This article was originally published by Radio Free Asia and is reprinted with permission.
Switzerland has admitted to handing out Schengen visas to agents of the Chinese state, after a report revealed it has scant oversight over what law enforcement officers sent by the Chinese Communist Party (CCP) do during their trips to Europe.
Responding to a recent report by the rights group Safeguard Defenders, State Secretariat for Migration spokesperson Emmanuelle Jaquet von Sury said: “delegations are treated under the same rules as other foreigners who enter Switzerland legally and their movements are not restricted in their free time.”
“This was specified on request of the Chinese side in order to differentiate the experts from Chinese diplomats who officially represent China at the political level,” Jaquet von Sury said.
In a Dec. 9 report titled “Lies and Spies,” Safeguard Defenders said it was inconceivable that a western European country would give “unfettered access” to Chinese security and intelligence officers working within its borders.
Under “readmission agreement” with Beijing, Switzerland agreed from Dec. 8, 2015 to allow agents from China’s ministry of public security to roam freely and unsupervised within its borders. The details only emerged as the deal approached its expiry date this year, Safeguard Defenders said.
Usually, bilateral readmission agreements govern the repatriation of nationals of the other country and requests for assistance, but the Sino-Swiss deal was “of an entirely different character,” the group said in its report, which was triggered by an article in the Swiss German-language newspaper NZZ am Sonntag in August.
While most are negotiated between immigration departments, the deal with China was struck with the ministry of public security, which has branches dealing with espionage and counterintelligence.
“It is also a body implicated in widespread, systematic, and wide-ranging human rights abuses,” Safeguard Defenders said, adding that the benefits only extended in one direction, and were not reciprocal.
“Agents are officially allowed into Switzerland secretly – that is, they do not declare their status or are there in any official capacity,” the report said, citing a deal with the U.K. which insists that officials from either state must enter the other country in their official capacity and not under cover.
Chinese agents are permitted to stay for two weeks and interview Chinese nationals while they are there, with the full costs of their trip paid for by the Swiss government.
“Swiss taxpayers are paying for Chinese police agents to secretly enter Switzerland and conduct unsupervised operations against Chinese people inside their country,” Safeguard Defenders wrote.
While interviews are being conducted with Chinese nationals, Swiss officials are physically present but have no interpreters, and are therefore unable to understand what is being said.
They are also free to travel anywhere within the Schengen area, and could enter other Schengen and EU states without the authorities becoming aware of their status, the report said.

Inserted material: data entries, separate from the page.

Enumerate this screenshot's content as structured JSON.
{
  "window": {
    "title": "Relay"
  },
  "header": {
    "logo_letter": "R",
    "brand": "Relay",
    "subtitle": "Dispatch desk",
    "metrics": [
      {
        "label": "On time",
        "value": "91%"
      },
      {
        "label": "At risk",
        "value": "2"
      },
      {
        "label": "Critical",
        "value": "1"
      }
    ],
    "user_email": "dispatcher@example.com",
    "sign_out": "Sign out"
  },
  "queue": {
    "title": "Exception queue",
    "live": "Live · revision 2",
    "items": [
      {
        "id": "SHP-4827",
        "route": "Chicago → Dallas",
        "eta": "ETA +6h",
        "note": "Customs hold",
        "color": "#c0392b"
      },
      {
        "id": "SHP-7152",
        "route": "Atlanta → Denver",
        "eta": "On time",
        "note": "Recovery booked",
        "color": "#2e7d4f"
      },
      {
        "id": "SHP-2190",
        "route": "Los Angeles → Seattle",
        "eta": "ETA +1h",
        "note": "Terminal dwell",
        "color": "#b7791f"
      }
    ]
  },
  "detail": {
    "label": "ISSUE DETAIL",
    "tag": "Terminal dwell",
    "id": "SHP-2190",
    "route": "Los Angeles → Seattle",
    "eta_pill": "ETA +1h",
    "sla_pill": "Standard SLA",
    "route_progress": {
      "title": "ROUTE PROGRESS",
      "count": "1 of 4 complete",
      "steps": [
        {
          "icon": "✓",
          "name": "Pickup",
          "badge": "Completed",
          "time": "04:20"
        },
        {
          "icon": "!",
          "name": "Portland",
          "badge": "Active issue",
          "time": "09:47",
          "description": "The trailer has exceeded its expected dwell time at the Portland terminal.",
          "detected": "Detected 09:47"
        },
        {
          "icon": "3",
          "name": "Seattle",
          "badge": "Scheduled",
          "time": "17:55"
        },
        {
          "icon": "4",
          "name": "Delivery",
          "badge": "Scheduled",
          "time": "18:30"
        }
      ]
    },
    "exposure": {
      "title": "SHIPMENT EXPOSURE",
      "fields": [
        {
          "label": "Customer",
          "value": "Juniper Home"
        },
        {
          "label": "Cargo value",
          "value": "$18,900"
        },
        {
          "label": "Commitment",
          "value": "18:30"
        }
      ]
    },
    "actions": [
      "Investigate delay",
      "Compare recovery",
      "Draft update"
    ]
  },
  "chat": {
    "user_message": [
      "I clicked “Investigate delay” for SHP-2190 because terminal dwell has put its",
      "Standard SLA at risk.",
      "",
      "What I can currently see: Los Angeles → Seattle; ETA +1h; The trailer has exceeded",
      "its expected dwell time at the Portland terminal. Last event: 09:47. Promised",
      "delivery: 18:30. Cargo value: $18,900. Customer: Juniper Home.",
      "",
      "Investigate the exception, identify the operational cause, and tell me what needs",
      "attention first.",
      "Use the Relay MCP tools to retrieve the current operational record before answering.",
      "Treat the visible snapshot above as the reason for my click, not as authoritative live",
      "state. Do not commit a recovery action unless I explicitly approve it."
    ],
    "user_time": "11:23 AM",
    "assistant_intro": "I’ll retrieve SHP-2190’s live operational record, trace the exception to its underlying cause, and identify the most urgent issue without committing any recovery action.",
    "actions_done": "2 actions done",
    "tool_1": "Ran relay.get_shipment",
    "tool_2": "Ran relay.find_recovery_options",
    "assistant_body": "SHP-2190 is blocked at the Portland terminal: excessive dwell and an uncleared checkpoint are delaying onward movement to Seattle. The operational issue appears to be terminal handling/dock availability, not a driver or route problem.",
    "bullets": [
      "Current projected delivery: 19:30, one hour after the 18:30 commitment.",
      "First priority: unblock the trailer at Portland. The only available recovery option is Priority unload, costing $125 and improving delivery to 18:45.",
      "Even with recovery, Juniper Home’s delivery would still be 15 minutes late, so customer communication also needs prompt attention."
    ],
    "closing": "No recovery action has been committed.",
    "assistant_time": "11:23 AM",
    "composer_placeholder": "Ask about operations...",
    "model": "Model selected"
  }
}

It said the practice, which as been defended by Swiss officials as a necessary administrative arrangement to enable the return of Chinese asylum-seekers, also risks enabling agents of the Chinese state to force people to return to China while they are in the country, unbeknown to the Swiss government.
China’s state security police are believed to have carried out “involuntary returns” of asylum-seekers to China from other countries, including Thailand, in recent years.
Germany-based commentator Cheng Shiguang said the agreement was akin to “doing a deal with the devil.”
“This secret agreement between Switzerland and the Chinese Communist Party (CCP) on immigration will definitely affect Chinese human rights activists and democracy advocates in the West,” Cheng told RFA.
“The CCP could use it to send its agents in to threaten people and force them to come back to China,” he said. “Switzerland has basically opened a huge backdoor into the EU for Chinese spies, who can make use of their Schengen visas to steal intelligence from any of the Schengen countries.”
He called on the Swiss parliament and the EU parliament to investigate further.
A moral dilemma
Guangzhou-based rights activist Wang Aizhong said people fleeing a national security crackdown in Hong Kong could be put at risk, even after they have arrived in a Schengen country.
“If this treaty isn’t revised or adjusted, there will be a moral dilemma,” Wang said. “Do they really want to leave these people’s fate to the Chinese government?”
“This isn’t just about Switzerland; other countries around the world should be alerted too,” Wang said.
Swedish human rights activist and Safeguard Defenders founder Peter Dahlin said the Swiss penchant for secrecy could be dangerous if used to forge deals with authoritarian regimes like China.
“Switzerland’s classification of this agreement as a “readmission agreement” is misleading,” Dahlin said. “It is outrageous that this so-called reciprocal agreement puts the Swiss side under the obligation to keep the identity and activities of visiting agents of the Chinese ministry of public security, a known spy organization, secret.”
Since the Safeguard Defenders report, the Swiss government has confirmed that the agreement was allowed to expire on Dec. 7, and that there are no plans to renew it.
“We have not yet discussed [renewing the deal] concretely with China,” immigration spokesperson Daniel Bach told the Keystone-SDA news agency, adding: “It is not our top priority.”